Lisa Takeuchi Cullen’s March 26 blog entry on Time.com dealt with the issue of female-on-female bullying in the workplace. Executive coaches at Challenger Business and Executive Coaching have seen this issue often and work tirelessly to modify these behaviors.
Bullying in all forms is a serious HR concern. However and unfortunately, it usually only becomes an HR issue when a male is bullying a female or vice versa, because it crosses into sexual harassment or gender bias issues. Same-sex bullying, on the other hand, is more often overlooked.
There are two reasons for this: 1) the victim is too scared or intimidated to come forward with bullying claims, and 2) management tells the victim to “toughen up,” dismissing his or her problem. Ultimately, the victim gets blamed.
In most cases, the victims of bullying just leave their companies, choosing to take on the sometimes long and difficult process of finding a new job than staying in abusive environments. Of those who continue in their jobs, some get so worried about making a mistake and incurring more bullying that productivity, not to mention morale, suffers greatly.

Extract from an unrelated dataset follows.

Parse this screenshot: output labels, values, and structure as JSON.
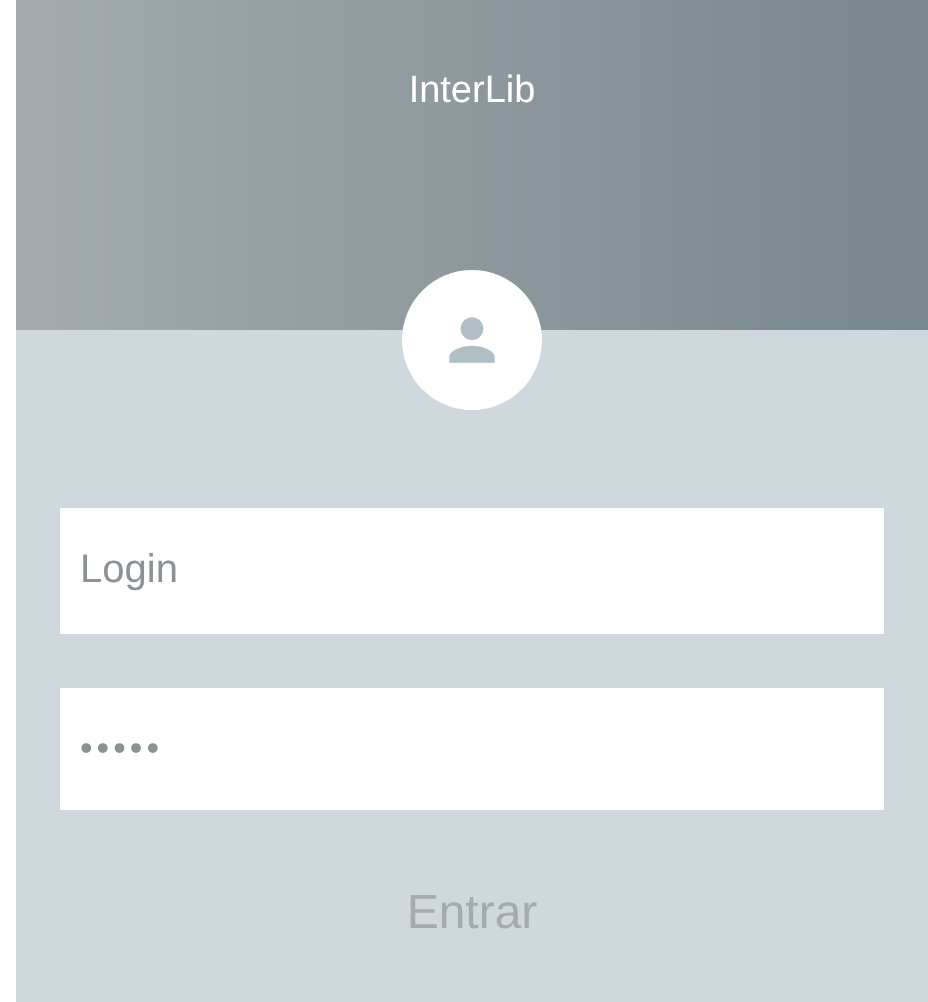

There are several reasons why workers bully each other, but for women especially, the notion of being a so-called “brilliant b*tch” serves as reason enough to put down their co-workers and underlings. “I’m a strong, ruthless female, and I’ll do anything to get ahead,” a female manager might say, as if asserting this legitimizes bullying behavior.
In addition to this “brilliant b*tch” theory, the bullying may come from inexperience and lack of developmental coaching. If an employee gets promoted and finds herself with two or three people at her beck and call, she may, without management coaching, use bullying tactics simply because she knows no other method.

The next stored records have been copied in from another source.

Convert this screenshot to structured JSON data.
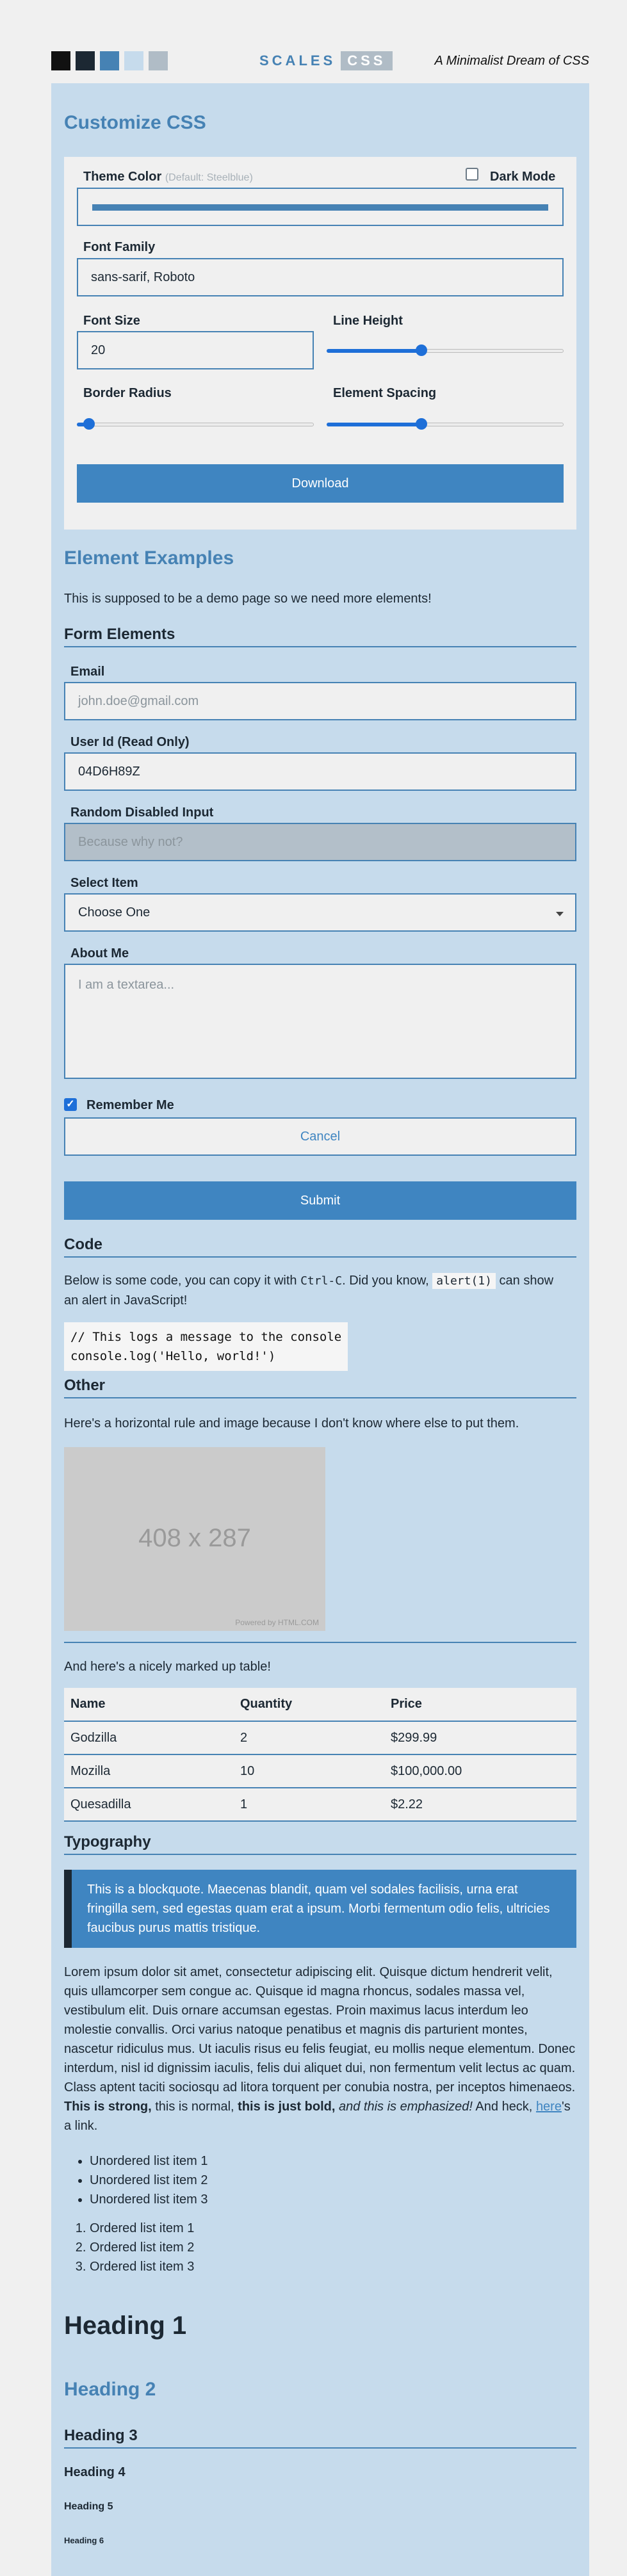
{
  "colors": {
    "swatches": [
      "#111111",
      "#1c2833",
      "#4682b4",
      "#c6dbec",
      "#b0bcc6"
    ],
    "accent": "#4682b4",
    "button": "#3f85c1",
    "background": "#c6dbec"
  },
  "header": {
    "logo_text": "SCALES",
    "logo_badge": "CSS",
    "tagline": "A Minimalist Dream of CSS"
  },
  "customize": {
    "title": "Customize CSS",
    "theme_color_label": "Theme Color",
    "theme_color_hint": "(Default: Steelblue)",
    "dark_mode_label": "Dark Mode",
    "dark_mode_checked": false,
    "font_family_label": "Font Family",
    "font_family_value": "sans-sarif, Roboto",
    "font_size_label": "Font Size",
    "font_size_value": "20",
    "line_height_label": "Line Height",
    "line_height_level": 0.4,
    "border_radius_label": "Border Radius",
    "border_radius_level": 0.05,
    "element_spacing_label": "Element Spacing",
    "element_spacing_level": 0.4,
    "download_label": "Download"
  },
  "examples": {
    "title": "Element Examples",
    "intro": "This is supposed to be a demo page so we need more elements!",
    "form_heading": "Form Elements",
    "email_label": "Email",
    "email_placeholder": "john.doe@gmail.com",
    "userid_label": "User Id (Read Only)",
    "userid_value": "04D6H89Z",
    "disabled_label": "Random Disabled Input",
    "disabled_placeholder": "Because why not?",
    "select_label": "Select Item",
    "select_value": "Choose One",
    "about_label": "About Me",
    "about_placeholder": "I am a textarea...",
    "remember_label": "Remember Me",
    "remember_checked": true,
    "cancel_label": "Cancel",
    "submit_label": "Submit"
  },
  "code": {
    "heading": "Code",
    "text_1": "Below is some code, you can copy it with ",
    "kbd": "Ctrl-C",
    "text_2": ". Did you know, ",
    "inline_code": "alert(1)",
    "text_3": " can show",
    "text_4": "an alert in JavaScript!",
    "block_line_1": "// This logs a message to the console",
    "block_line_2": "console.log('Hello, world!')"
  },
  "other": {
    "heading": "Other",
    "text": "Here's a horizontal rule and image because I don't know where else to put them.",
    "image_label": "408 x 287",
    "image_credit": "Powered by HTML.COM",
    "table_intro": "And here's a nicely marked up table!",
    "table_headers": [
      "Name",
      "Quantity",
      "Price"
    ],
    "table_rows": [
      [
        "Godzilla",
        "2",
        "$299.99"
      ],
      [
        "Mozilla",
        "10",
        "$100,000.00"
      ],
      [
        "Quesadilla",
        "1",
        "$2.22"
      ]
    ]
  },
  "typography": {
    "heading": "Typography",
    "blockquote": "This is a blockquote. Maecenas blandit, quam vel sodales facilisis, urna erat fringilla sem, sed egestas quam erat a ipsum. Morbi fermentum odio felis, ultricies faucibus purus mattis tristique.",
    "lorem": "Lorem ipsum dolor sit amet, consectetur adipiscing elit. Quisque dictum hendrerit velit, quis ullamcorper sem congue ac. Quisque id magna rhoncus, sodales massa vel, vestibulum elit. Duis ornare accumsan egestas. Proin maximus lacus interdum leo molestie convallis. Orci varius natoque penatibus et magnis dis parturient montes, nascetur ridiculus mus. Ut iaculis risus eu felis feugiat, eu mollis neque elementum. Donec interdum, nisl id dignissim iaculis, felis dui aliquet dui, non fermentum velit lectus ac quam. Class aptent taciti sociosqu ad litora torquent per conubia nostra, per inceptos himenaeos. ",
    "strong": "This is strong,",
    "normal": " this is normal, ",
    "bold": "this is just bold,",
    "em": " and this is emphasized!",
    "and_heck": " And heck, ",
    "link": "here",
    "link_tail": "'s a link.",
    "unordered": [
      "Unordered list item 1",
      "Unordered list item 2",
      "Unordered list item 3"
    ],
    "ordered": [
      "Ordered list item 1",
      "Ordered list item 2",
      "Ordered list item 3"
    ],
    "h1": "Heading 1",
    "h2": "Heading 2",
    "h3": "Heading 3",
    "h4": "Heading 4",
    "h5": "Heading 5",
    "h6": "Heading 6"
  }
}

Eventually, the best course is to develop HR policies that directly address same-gender bullying, much like harassment or discrimination policies, and foster an environment in which a victim feels comfortable coming forward.

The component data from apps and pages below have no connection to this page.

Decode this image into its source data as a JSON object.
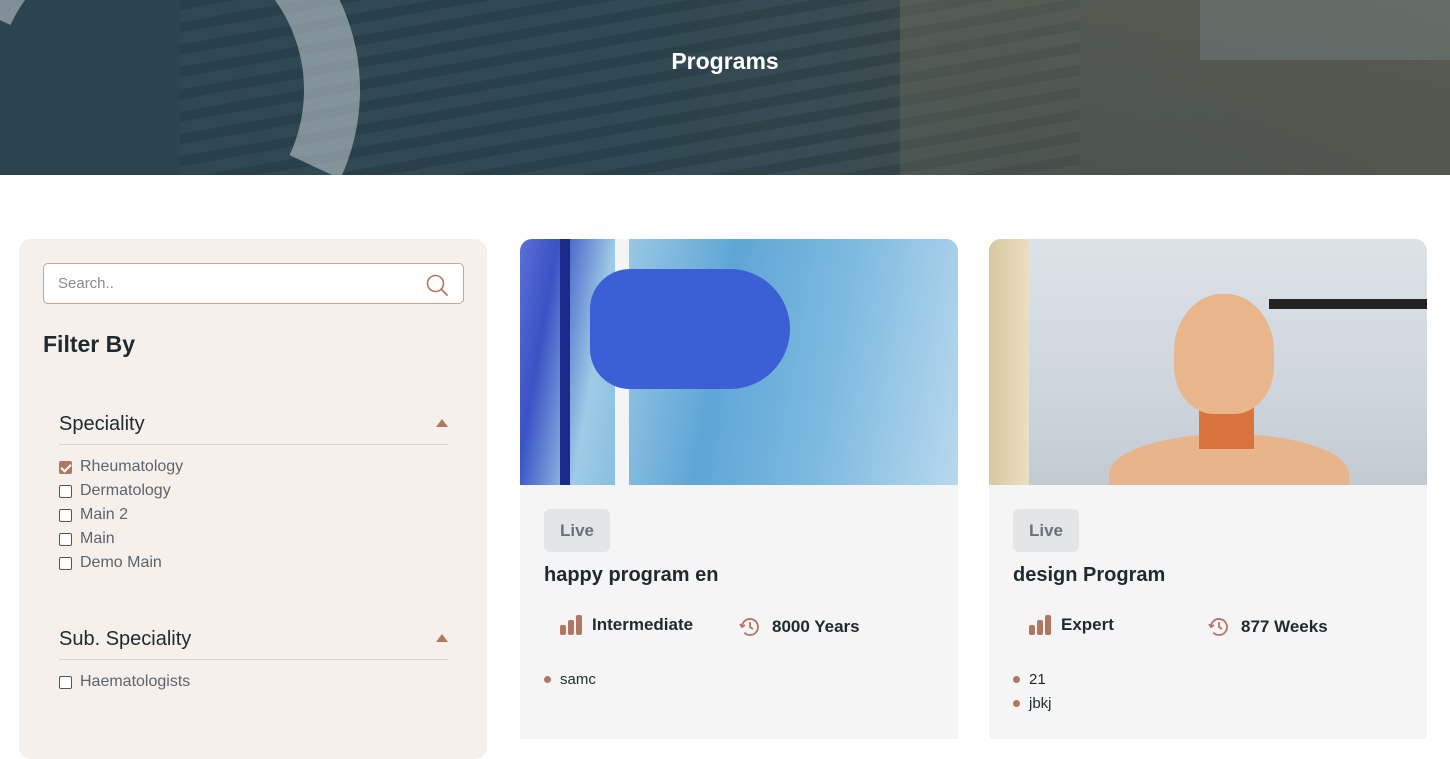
{
  "hero": {
    "title": "Programs"
  },
  "sidebar": {
    "search_placeholder": "Search..",
    "filter_title": "Filter By",
    "groups": [
      {
        "label": "Speciality",
        "options": [
          {
            "label": "Rheumatology",
            "checked": true
          },
          {
            "label": "Dermatology",
            "checked": false
          },
          {
            "label": "Main 2",
            "checked": false
          },
          {
            "label": "Main",
            "checked": false
          },
          {
            "label": "Demo Main",
            "checked": false
          }
        ]
      },
      {
        "label": "Sub. Speciality",
        "options": [
          {
            "label": "Haematologists",
            "checked": false
          }
        ]
      }
    ]
  },
  "programs": [
    {
      "badge": "Live",
      "title": "happy program en",
      "level": "Intermediate",
      "duration": "8000 Years",
      "tags": [
        "samc"
      ]
    },
    {
      "badge": "Live",
      "title": "design Program",
      "level": "Expert",
      "duration": "877 Weeks",
      "tags": [
        "21",
        "jbkj"
      ]
    }
  ],
  "colors": {
    "accent": "#b07860",
    "sidebar_bg": "#f6f0ed",
    "card_bg": "#f5f5f5"
  }
}
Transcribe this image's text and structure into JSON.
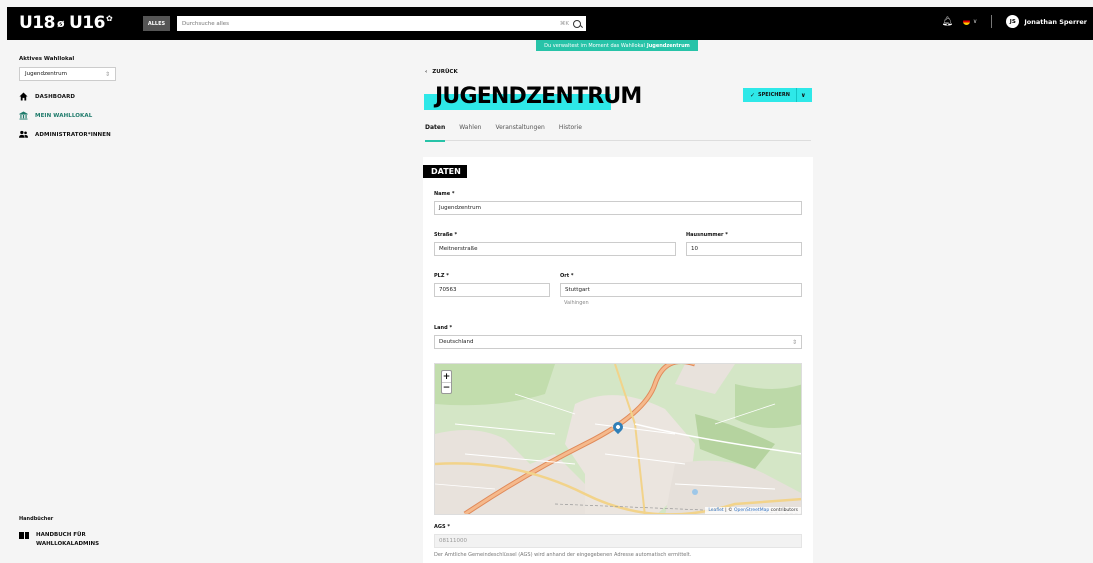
{
  "header": {
    "logo_u18": "U18",
    "logo_u16": "U16",
    "search_scope": "ALLES",
    "search_placeholder": "Durchsuche alles",
    "search_shortcut": "⌘K",
    "user_initials": "JS",
    "user_name": "Jonathan Sperrer"
  },
  "banner": {
    "text": "Du verwaltest im Moment das Wahllokal",
    "bold": "Jugendzentrum"
  },
  "sidebar": {
    "active_label": "Aktives Wahllokal",
    "active_value": "Jugendzentrum",
    "items": [
      {
        "label": "DASHBOARD",
        "icon": "home-icon"
      },
      {
        "label": "MEIN WAHLLOKAL",
        "icon": "building-icon"
      },
      {
        "label": "ADMINISTRATOR*INNEN",
        "icon": "users-icon"
      }
    ],
    "footer_label": "Handbücher",
    "handbook_line1": "HANDBUCH FÜR",
    "handbook_line2": "WAHLLOKALADMINS"
  },
  "page": {
    "back_label": "ZURÜCK",
    "title": "JUGENDZENTRUM",
    "save_label": "SPEICHERN",
    "tabs": [
      "Daten",
      "Wahlen",
      "Veranstaltungen",
      "Historie"
    ]
  },
  "form": {
    "section_title": "DATEN",
    "name_label": "Name *",
    "name_value": "Jugendzentrum",
    "street_label": "Straße *",
    "street_value": "Meitnerstraße",
    "number_label": "Hausnummer *",
    "number_value": "10",
    "zip_label": "PLZ *",
    "zip_value": "70563",
    "city_label": "Ort *",
    "city_value": "Stuttgart",
    "city_hint": "Vaihingen",
    "country_label": "Land *",
    "country_value": "Deutschland",
    "ags_label": "AGS *",
    "ags_value": "08111000",
    "ags_hint": "Der Amtliche Gemeindeschlüssel (AGS) wird anhand der eingegebenen Adresse automatisch ermittelt."
  },
  "map": {
    "zoom_in": "+",
    "zoom_out": "−",
    "attr_leaflet": "Leaflet",
    "attr_sep": " | © ",
    "attr_osm": "OpenStreetMap",
    "attr_tail": " contributors"
  }
}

Moreover, executive coaching minimizes ineffective and sometimes abusive management styles and can help eradicate these very real problems in today’s workplace.